Document Type


Degree Name

Master of Arts (MA)




Faculty of Human and Social Sciences

First Advisor

Dr. Carrie Sanders

Advisor Role


Second Advisor

Dr. Erin Dej

Advisor Role



In Canada, over 235,000 people experience homelessness per year. The COVID-19 pandemic has increased the visibility of homelessness and the use of homeless encampments across Ontario. As visibility has increased, so too have community members’ expectations to manage homelessness or find a solution to minimize the visibility of homelessness. While there has been some scholarship about the police management of homelessness, far less is known about the role of bylaw enforcement. Yet, bylaw officers play a critical role in responding to homelessness due to their increasing responsibility for enforcing municipal bylaws and COVID-19 public health mandates, such as stay at home orders and social distancing requirements. This project addresses this gap in the literature by analyzing bylaw officers’ perceptions of their roles and responsibilities when responding to and managing homelessness in their communities. Drawing on 46 surveys and nine in-depth, semi-structured interviews with bylaw officers from across Ontario, I examine how they understand their role in managing homelessness, and how they address complaints about homelessness and homeless encampments.
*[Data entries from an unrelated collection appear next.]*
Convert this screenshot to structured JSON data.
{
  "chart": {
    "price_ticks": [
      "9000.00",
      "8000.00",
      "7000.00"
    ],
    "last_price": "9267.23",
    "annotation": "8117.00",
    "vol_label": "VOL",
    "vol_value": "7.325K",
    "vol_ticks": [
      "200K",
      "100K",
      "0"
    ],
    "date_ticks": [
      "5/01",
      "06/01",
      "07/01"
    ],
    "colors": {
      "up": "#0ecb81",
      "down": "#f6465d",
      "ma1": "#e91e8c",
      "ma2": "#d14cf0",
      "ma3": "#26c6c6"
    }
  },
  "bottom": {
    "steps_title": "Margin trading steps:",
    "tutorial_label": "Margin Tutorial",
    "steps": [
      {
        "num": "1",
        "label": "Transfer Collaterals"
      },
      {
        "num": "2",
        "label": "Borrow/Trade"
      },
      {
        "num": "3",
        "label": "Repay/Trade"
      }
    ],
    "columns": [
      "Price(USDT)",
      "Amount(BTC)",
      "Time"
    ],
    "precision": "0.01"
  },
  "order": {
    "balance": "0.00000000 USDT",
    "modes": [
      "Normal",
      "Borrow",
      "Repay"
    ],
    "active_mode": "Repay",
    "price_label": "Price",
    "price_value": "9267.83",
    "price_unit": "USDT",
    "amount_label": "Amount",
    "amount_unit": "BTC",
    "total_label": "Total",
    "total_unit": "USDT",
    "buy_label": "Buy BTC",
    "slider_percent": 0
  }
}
From this analysis, I argue that officers’ organizational mandates and responsibilities, which focus on the regulation of space, are loosely coupled to their roles on the frontline, which require the management and regulation of people. This loose coupling situates bylaw officers in a regulatory ‘grey zone’ where they are left to rely on their experiential knowledge and discretion when responding to homeless complaints. Further, I argue that bylaw officers’ primary goal is to invisibilize homelessness for prioritized community members, and accomplish this mandate by moving people along, often to isolated areas in the municipality. This displacement constitutes a form of pervasive penality, further harming people who are unhoused. I conclude with achievable recommendations for bylaw enforcement agencies and directions for future research.

Convocation Year


Convocation Season